Urticaria Multiforme is an acute hypersensitivity syndrome mediated mainly by histamine with or without IgE involvement. It is characterized by transient, cutaneous erythema and dermal edema.(1) It is benign, usually self-resolving, and affects children generally between 4 months and 4 years of age.(4) In a case study of 18 pediatric patients presenting with rash and diagnosed with urticarial multiforme, symptoms included pruritis in 94% of patients and hand/foot or facial edema in 61% of patients. None of the evaluated patients demonstrated arthralgias or true target lesions as in Erythema Multiforme.(1) While individual lesions usually last about 24 hours, the rash as a whole usually self-resolves in about 6-10 days.(4) A phenomenon known as dermatographism can also be present. This is an induced, transient wheal and flare reaction that occurs when rubbing the skin and represents dermal hypersensitivity. This does not commonly occur in Erythema Multiforme or serum sickness-like reactions.(1)
While no exact cause exists, Urticaria Multiforme is an allergic hypersensitivity reaction and may be triggered by various exposures. In the same case study, it was found that recent antibiotic use was reported in 44% of patients.(1) Other sources have reported vaccine administration, use of antibiotics such as amoxicillin prior to onset, and the presence of infectious agents such as mycoplasma or streptococcus.(4)
4. How is it diagnosed?
Urticaria Multiforme is diagnosed clinically, without need for specific lab tests or skin biopsy. The presence of typical annular transient lesions, angioedema, and favorable response to antihistamines are some criteria that may help distinguish Urticaria Multiforme from other disease entities. See the diagnostic criteria table below from a review and case series in the Journal of Pediatrics by Shah et al.(1)
5. What kind of diagnostic tests would you like to order in this patient?
While the diagnosis is clinical, ordering certain diagnostic tests may help narrow down your differential or rule out other potential causes.
CBC, ESR/CRP may be useful, and more specific tests such as streptococcal antibody screens and EBV and HSV titers may also be considered. While mild elevations in inflammatory markers may be seen, these are not usually at levels expected to be seen with infectious or rheumatologic conditions.(1)
6. How do you manage this condition?

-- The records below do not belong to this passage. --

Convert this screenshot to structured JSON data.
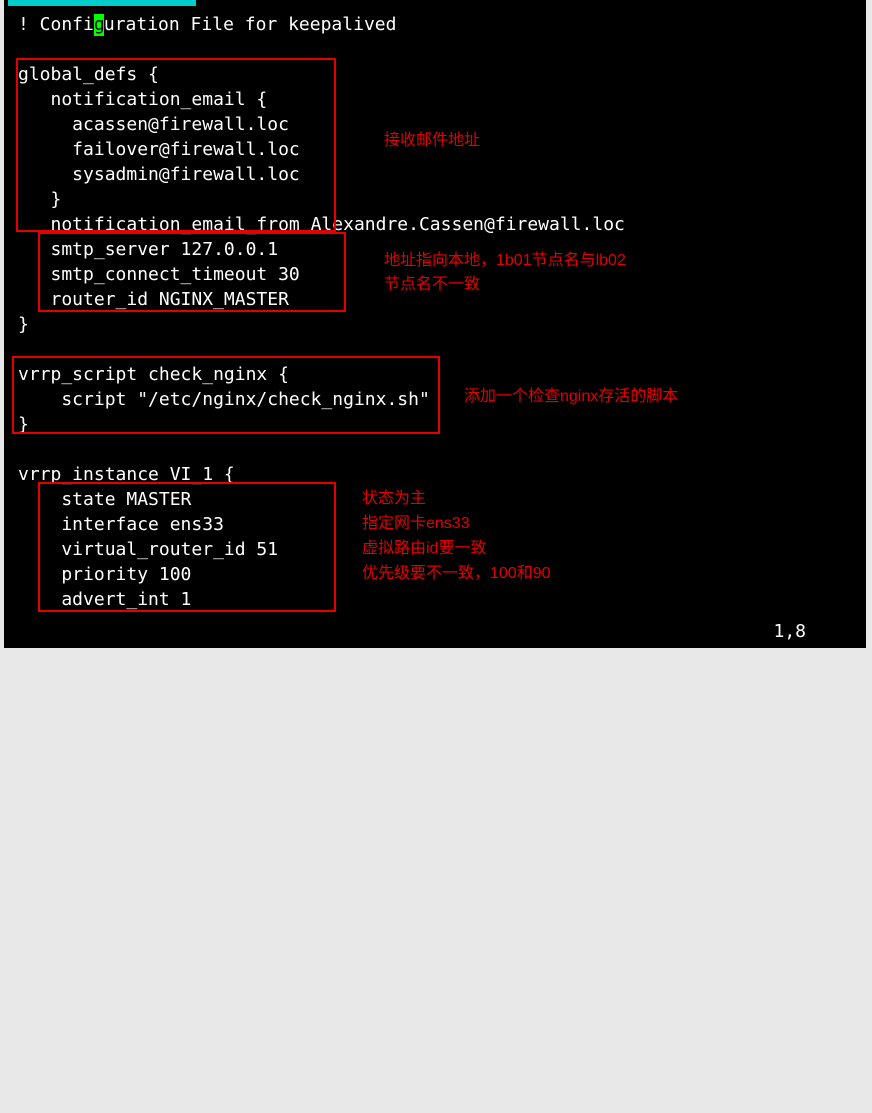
{
  "terminal": {
    "title_before_cursor": "! Confi",
    "cursor_char": "g",
    "title_after_cursor": "uration File for keepalived",
    "lines": {
      "l01": "",
      "l02": "global_defs {",
      "l03": "   notification_email {",
      "l04": "     acassen@firewall.loc",
      "l05": "     failover@firewall.loc",
      "l06": "     sysadmin@firewall.loc",
      "l07": "   }",
      "l08": "   notification_email_from Alexandre.Cassen@firewall.loc",
      "l09": "   smtp_server 127.0.0.1",
      "l10": "   smtp_connect_timeout 30",
      "l11": "   router_id NGINX_MASTER",
      "l12": "}",
      "l13": "",
      "l14": "vrrp_script check_nginx {",
      "l15": "    script \"/etc/nginx/check_nginx.sh\"",
      "l16": "}",
      "l17": "",
      "l18": "vrrp_instance VI_1 {",
      "l19": "    state MASTER",
      "l20": "    interface ens33",
      "l21": "    virtual_router_id 51",
      "l22": "    priority 100",
      "l23": "    advert_int 1"
    },
    "status": "1,8"
  },
  "annotations": {
    "ann1": "接收邮件地址",
    "ann2_line1": "地址指向本地，1b01节点名与lb02",
    "ann2_line2": "节点名不一致",
    "ann3": "添加一个检查nginx存活的脚本",
    "ann4_line1": "状态为主",
    "ann4_line2": "指定网卡ens33",
    "ann4_line3": "虚拟路由id要一致",
    "ann4_line4": "优先级要不一致，100和90"
  }
}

Antihistamines are the mainstay of therapy for Urticarial Multiforme. While many children can show an incomplete response to oral antihistamines, combination therapy with both an H1-antagonist such as diphenydramine and an H2-antagonist such as ranitidine can be used for treatment. Systemic corticosteroids may also be used, but are rarely required.(1)
7. What is your patient's disposition?
While the disease is generally self-limited and does not require hospitalization, admission may be considered if differential diagnosis cannot be sufficiently narrowed, and there is strong suspicion for Kawasaki’s Disease, Stevens-Johnson Syndrome, or other serious systemic disease. Our patient was admitted for observation. She was treated with hydroxyzine every 6-8 hours and antipyretics with improvement in the rash the following day.
(1) Shah KN, Honig PJ, Yan AC. “Urticaria Multiforme”: A Case Series and Review of Acute Annular Urticarial Hypersensitivity Syndromes in Children. Pediatrics 2007;119(5).
(2) Incomplete (atypical) Kawasaki disease [Internet]. Incomplete (atypical) Kawasaki disease. [cited 2017 Aug 16];Available from: https://www.uptodate.com/contents/incomplete-atypical-kawasaki-disease
(3) Pediatric Serum Sickness Clinical Presentation [Internet]. Pediatric Serum Sickness Clinical Presentation: History, Physical Examination, Complications. 2017 [cited 2017 Aug 16];Available from: http://emedicine.medscape.com/article/887954-clinical
(4) Sempau L, Martín-Sáez E, Gutiérrez-Rodríguez C, Gutiérrez-Ortega MC. Urticaria Multiforme: A Report of 5 Cases and a Review of the Literature [Internet]. Actas Dermo-Sifiliográficas (English Edition). 2016 [cited 2017 Aug 16];Available from: http://www.actasdermo.org/en/urticaria-multiforme-a-report-5/articulo/S1578219015003194/